Urban structure[edit]

Inner Canberra demonstrates some aspects of the Griffin plan, in particular the Parliamentary Triangle.
Main article: Suburbs of Canberra

Canberra is a planned city that was originally designed by Walter Burley Griffin, a major American architect of the 20th century. The city centre is laid out on two perpendicular axes: a water axis stretching along Lake Burley Griffin, and a ceremonial land axis stretching from Parliament House on Capital Hill north-eastward to the Australian War Memorial at the foot of Mt Ainslie. The area known as the Parliamentary Triangle is formed by three of Burley Griffin's axes, stretching from Capital Hill along Commonwealth Avenue to the Civic Centre around City Hill, along Constitution Avenue to the Defence precinct on Russell Hill, and along Kings Avenue back to Capital Hill.

The urban areas of Canberra are divided into seven districts. In chronological order of development, they are:

View from Tuggeranong Hill, looking down into Tuggeranong Valley.

Oaks Estate is a small suburb located near the ACT/NSW border; it is not part of any of the districts and has close ties with the neighbouring NSW town of Queanbeyan, of which it was originally a part, before the ACT was seperated from NSW in 1910. The North and South Canberra districts are based on Walter Burley Griffin's designs. The others are based on land contour design, each with a central shopping area known as the town centre. The districts are typically separated from each other by natural parklands—some 30 Canberra Nature Parks in all. Although the urban development of Canberra after World War II did not follow Burley Griffin's plan, strict urban planning rules still govern the development in the city.

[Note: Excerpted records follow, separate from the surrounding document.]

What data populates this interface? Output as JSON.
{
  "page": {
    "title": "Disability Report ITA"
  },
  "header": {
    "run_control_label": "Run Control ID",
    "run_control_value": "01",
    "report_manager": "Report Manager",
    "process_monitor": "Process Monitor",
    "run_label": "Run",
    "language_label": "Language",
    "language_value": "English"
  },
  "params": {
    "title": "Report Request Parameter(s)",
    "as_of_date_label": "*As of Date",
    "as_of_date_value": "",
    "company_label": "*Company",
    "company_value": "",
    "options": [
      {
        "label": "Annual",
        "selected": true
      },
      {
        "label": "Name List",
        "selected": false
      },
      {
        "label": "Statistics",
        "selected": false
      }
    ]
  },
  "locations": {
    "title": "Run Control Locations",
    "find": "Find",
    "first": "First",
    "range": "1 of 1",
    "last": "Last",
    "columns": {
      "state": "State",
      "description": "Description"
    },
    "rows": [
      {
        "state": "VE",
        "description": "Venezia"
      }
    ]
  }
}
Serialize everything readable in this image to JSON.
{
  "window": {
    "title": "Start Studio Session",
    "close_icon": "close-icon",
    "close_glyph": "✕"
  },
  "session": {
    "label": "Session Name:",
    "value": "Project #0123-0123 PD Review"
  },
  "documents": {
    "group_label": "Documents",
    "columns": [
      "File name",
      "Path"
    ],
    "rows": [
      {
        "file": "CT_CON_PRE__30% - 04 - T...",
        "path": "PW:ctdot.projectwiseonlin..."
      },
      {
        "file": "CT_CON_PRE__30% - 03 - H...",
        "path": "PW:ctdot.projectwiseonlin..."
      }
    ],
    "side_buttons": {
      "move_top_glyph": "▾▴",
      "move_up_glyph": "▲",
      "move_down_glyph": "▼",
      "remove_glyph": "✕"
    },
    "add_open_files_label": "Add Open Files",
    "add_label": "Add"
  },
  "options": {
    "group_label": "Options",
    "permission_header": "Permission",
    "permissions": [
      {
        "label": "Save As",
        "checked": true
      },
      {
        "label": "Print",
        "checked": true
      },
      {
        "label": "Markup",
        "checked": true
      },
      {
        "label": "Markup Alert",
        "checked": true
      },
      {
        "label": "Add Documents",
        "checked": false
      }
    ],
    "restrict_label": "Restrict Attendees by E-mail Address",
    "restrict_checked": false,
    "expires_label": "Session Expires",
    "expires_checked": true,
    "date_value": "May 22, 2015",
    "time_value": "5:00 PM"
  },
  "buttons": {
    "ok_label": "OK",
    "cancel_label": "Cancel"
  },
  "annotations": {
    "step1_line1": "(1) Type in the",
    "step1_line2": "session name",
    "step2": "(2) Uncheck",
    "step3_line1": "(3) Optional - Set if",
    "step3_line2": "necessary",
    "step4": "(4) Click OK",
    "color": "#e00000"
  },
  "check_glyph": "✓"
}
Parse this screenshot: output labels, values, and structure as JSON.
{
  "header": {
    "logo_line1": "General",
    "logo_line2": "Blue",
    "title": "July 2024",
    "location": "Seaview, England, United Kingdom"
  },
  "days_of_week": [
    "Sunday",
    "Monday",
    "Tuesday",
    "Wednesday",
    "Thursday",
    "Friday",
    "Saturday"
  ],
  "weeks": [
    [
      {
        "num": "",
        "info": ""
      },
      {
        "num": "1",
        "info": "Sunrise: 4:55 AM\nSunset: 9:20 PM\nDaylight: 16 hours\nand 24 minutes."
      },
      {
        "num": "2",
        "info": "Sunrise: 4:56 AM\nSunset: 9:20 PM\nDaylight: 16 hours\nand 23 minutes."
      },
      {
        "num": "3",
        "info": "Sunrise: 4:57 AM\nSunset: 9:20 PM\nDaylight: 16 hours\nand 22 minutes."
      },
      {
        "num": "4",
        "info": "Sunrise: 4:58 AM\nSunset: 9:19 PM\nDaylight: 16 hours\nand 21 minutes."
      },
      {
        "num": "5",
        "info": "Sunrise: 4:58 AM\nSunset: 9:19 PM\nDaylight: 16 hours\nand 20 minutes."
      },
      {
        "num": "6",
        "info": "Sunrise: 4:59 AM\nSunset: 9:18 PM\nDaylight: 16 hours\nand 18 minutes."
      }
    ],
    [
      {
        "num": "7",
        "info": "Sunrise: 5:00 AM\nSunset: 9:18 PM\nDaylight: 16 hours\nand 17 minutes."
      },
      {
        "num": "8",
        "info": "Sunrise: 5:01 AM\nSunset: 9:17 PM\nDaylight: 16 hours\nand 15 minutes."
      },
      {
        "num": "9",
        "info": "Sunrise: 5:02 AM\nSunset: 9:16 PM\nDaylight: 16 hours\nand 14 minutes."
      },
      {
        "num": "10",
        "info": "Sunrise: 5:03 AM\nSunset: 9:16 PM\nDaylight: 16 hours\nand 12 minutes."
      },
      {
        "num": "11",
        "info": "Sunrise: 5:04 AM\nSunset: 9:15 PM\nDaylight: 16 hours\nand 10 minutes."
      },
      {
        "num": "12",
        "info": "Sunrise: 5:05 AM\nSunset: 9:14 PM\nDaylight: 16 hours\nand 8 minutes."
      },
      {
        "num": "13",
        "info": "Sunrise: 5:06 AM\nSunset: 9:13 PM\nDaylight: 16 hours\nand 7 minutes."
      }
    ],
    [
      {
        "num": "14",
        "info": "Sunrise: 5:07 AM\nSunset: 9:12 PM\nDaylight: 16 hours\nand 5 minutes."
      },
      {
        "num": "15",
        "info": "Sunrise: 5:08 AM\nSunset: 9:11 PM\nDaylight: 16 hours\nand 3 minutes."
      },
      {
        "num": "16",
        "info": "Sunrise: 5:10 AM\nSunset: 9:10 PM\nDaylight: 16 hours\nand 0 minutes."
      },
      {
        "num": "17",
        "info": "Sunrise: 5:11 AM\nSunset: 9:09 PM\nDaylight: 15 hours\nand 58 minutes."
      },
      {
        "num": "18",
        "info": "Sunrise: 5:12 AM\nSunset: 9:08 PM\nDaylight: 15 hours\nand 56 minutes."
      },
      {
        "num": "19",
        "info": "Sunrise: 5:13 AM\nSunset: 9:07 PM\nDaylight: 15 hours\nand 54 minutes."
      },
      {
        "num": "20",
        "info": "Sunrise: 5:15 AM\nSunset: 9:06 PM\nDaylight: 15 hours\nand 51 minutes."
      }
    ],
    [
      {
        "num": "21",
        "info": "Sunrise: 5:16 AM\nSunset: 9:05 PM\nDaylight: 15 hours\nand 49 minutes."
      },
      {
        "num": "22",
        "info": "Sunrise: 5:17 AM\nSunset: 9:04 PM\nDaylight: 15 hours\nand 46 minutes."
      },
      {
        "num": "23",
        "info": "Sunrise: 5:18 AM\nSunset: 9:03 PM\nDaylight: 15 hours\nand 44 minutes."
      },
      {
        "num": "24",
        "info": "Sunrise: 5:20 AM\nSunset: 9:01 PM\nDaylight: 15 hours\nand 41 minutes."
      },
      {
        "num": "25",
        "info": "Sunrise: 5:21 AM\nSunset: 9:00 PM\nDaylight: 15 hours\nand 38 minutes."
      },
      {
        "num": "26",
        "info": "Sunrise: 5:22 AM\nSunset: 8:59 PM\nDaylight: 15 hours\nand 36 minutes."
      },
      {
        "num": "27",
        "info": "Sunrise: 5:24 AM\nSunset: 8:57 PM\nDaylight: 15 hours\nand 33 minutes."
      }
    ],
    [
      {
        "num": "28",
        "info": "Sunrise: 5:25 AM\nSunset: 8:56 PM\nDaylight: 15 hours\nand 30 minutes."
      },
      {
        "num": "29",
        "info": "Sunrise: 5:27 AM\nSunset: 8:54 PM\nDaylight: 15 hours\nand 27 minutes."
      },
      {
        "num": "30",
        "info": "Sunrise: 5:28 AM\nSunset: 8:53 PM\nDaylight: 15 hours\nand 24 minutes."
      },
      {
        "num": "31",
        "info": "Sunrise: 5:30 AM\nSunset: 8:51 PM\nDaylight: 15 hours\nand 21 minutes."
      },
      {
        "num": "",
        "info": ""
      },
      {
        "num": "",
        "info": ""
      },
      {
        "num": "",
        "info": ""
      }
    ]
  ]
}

Many of Canberra's suburbs are named after famous Australians, early settlers, or use Aboriginal words for their title. Street names typically follow a particular theme; for example, the streets of Duffy are named after Australian dams and weirs and the streets of Page are named after biologists and naturalists. Most foreign embassies and high commissions are located in the suburbs of Yarralumla, Deakin and O'Malley. Three suburbs are considered to be industrial districts: Fyshwick, Mitchell and Hume.